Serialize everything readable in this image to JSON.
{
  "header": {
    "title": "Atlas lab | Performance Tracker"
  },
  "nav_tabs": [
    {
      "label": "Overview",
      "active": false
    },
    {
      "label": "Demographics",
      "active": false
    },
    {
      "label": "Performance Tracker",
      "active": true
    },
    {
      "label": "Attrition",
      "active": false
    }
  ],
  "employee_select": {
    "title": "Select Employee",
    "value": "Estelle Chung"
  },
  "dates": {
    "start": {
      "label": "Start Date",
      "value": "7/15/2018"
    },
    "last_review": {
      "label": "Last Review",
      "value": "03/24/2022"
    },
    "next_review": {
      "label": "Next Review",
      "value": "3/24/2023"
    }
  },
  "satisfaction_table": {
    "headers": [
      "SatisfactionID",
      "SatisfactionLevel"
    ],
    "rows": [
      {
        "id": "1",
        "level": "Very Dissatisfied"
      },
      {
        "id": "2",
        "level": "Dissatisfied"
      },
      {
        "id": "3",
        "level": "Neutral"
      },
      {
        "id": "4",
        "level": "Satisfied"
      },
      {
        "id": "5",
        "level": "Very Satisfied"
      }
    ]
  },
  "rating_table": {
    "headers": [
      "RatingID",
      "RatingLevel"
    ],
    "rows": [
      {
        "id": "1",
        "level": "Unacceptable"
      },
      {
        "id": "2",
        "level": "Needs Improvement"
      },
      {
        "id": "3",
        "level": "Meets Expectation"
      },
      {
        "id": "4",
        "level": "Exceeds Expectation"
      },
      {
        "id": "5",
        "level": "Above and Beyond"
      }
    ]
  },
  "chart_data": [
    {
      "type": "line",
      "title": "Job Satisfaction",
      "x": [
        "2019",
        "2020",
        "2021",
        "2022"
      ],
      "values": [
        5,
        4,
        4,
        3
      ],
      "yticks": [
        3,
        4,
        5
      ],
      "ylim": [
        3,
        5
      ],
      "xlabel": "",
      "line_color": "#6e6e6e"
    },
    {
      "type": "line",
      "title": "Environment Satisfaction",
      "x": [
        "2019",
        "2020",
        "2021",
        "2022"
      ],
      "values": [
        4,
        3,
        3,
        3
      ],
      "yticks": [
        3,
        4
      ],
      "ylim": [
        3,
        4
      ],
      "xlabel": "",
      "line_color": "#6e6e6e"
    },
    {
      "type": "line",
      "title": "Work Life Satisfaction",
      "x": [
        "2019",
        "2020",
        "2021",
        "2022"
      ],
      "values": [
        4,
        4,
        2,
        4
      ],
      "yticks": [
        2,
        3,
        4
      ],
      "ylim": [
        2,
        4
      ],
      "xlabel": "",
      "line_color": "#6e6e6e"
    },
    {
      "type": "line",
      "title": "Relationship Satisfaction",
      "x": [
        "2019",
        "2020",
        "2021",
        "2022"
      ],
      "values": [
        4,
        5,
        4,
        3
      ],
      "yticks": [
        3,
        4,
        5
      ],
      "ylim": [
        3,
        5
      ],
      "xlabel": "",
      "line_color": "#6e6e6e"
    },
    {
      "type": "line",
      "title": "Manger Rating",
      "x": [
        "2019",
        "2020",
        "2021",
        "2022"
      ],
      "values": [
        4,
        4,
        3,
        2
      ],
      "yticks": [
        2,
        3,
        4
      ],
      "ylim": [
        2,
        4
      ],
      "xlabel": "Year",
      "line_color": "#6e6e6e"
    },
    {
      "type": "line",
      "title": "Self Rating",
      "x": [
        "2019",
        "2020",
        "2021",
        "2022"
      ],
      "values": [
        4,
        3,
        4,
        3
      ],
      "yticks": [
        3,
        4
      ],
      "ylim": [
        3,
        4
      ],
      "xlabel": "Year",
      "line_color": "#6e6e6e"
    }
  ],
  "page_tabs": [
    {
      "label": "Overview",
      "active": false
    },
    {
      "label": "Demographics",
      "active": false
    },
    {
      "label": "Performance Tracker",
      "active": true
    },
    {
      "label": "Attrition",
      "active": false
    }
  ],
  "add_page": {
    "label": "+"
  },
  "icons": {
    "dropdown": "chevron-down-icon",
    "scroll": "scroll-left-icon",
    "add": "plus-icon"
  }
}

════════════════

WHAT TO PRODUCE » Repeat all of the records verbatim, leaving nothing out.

ANSWER FOR THIS EXERCISE »
Serialize everything readable in this image to JSON.
{
  "header": {
    "title": "Atlas lab | Performance Tracker"
  },
  "nav_tabs": [
    {
      "label": "Overview",
      "active": false
    },
    {
      "label": "Demographics",
      "active": false
    },
    {
      "label": "Performance Tracker",
      "active": true
    },
    {
      "label": "Attrition",
      "active": false
    }
  ],
  "employee_select": {
    "title": "Select Employee",
    "value": "Estelle Chung"
  },
  "dates": {
    "start": {
      "label": "Start Date",
      "value": "7/15/2018"
    },
    "last_review": {
      "label": "Last Review",
      "value": "03/24/2022"
    },
    "next_review": {
      "label": "Next Review",
      "value": "3/24/2023"
    }
  },
  "satisfaction_table": {
    "headers": [
      "SatisfactionID",
      "SatisfactionLevel"
    ],
    "rows": [
      {
        "id": "1",
        "level": "Very Dissatisfied"
      },
      {
        "id": "2",
        "level": "Dissatisfied"
      },
      {
        "id": "3",
        "level": "Neutral"
      },
      {
        "id": "4",
        "level": "Satisfied"
      },
      {
        "id": "5",
        "level": "Very Satisfied"
      }
    ]
  },
  "rating_table": {
    "headers": [
      "RatingID",
      "RatingLevel"
    ],
    "rows": [
      {
        "id": "1",
        "level": "Unacceptable"
      },
      {
        "id": "2",
        "level": "Needs Improvement"
      },
      {
        "id": "3",
        "level": "Meets Expectation"
      },
      {
        "id": "4",
        "level": "Exceeds Expectation"
      },
      {
        "id": "5",
        "level": "Above and Beyond"
      }
    ]
  },
  "chart_data": [
    {
      "type": "line",
      "title": "Job Satisfaction",
      "x": [
        "2019",
        "2020",
        "2021",
        "2022"
      ],
      "values": [
        5,
        4,
        4,
        3
      ],
      "yticks": [
        3,
        4,
        5
      ],
      "ylim": [
        3,
        5
      ],
      "xlabel": "",
      "line_color": "#6e6e6e"
    },
    {
      "type": "line",
      "title": "Environment Satisfaction",
      "x": [
        "2019",
        "2020",
        "2021",
        "2022"
      ],
      "values": [
        4,
        3,
        3,
        3
      ],
      "yticks": [
        3,
        4
      ],
      "ylim": [
        3,
        4
      ],
      "xlabel": "",
      "line_color": "#6e6e6e"
    },
    {
      "type": "line",
      "title": "Work Life Satisfaction",
      "x": [
        "2019",
        "2020",
        "2021",
        "2022"
      ],
      "values": [
        4,
        4,
        2,
        4
      ],
      "yticks": [
        2,
        3,
        4
      ],
      "ylim": [
        2,
        4
      ],
      "xlabel": "",
      "line_color": "#6e6e6e"
    },
    {
      "type": "line",
      "title": "Relationship Satisfaction",
      "x": [
        "2019",
        "2020",
        "2021",
        "2022"
      ],
      "values": [
        4,
        5,
        4,
        3
      ],
      "yticks": [
        3,
        4,
        5
      ],
      "ylim": [
        3,
        5
      ],
      "xlabel": "",
      "line_color": "#6e6e6e"
    },
    {
      "type": "line",
      "title": "Manger Rating",
      "x": [
        "2019",
        "2020",
        "2021",
        "2022"
      ],
      "values": [
        4,
        4,
        3,
        2
      ],
      "yticks": [
        2,
        3,
        4
      ],
      "ylim": [
        2,
        4
      ],
      "xlabel": "Year",
      "line_color": "#6e6e6e"
    },
    {
      "type": "line",
      "title": "Self Rating",
      "x": [
        "2019",
        "2020",
        "2021",
        "2022"
      ],
      "values": [
        4,
        3,
        4,
        3
      ],
      "yticks": [
        3,
        4
      ],
      "ylim": [
        3,
        4
      ],
      "xlabel": "Year",
      "line_color": "#6e6e6e"
    }
  ],
  "page_tabs": [
    {
      "label": "Overview",
      "active": false
    },
    {
      "label": "Demographics",
      "active": false
    },
    {
      "label": "Performance Tracker",
      "active": true
    },
    {
      "label": "Attrition",
      "active": false
    }
  ],
  "add_page": {
    "label": "+"
  },
  "icons": {
    "dropdown": "chevron-down-icon",
    "scroll": "scroll-left-icon",
    "add": "plus-icon"
  }
}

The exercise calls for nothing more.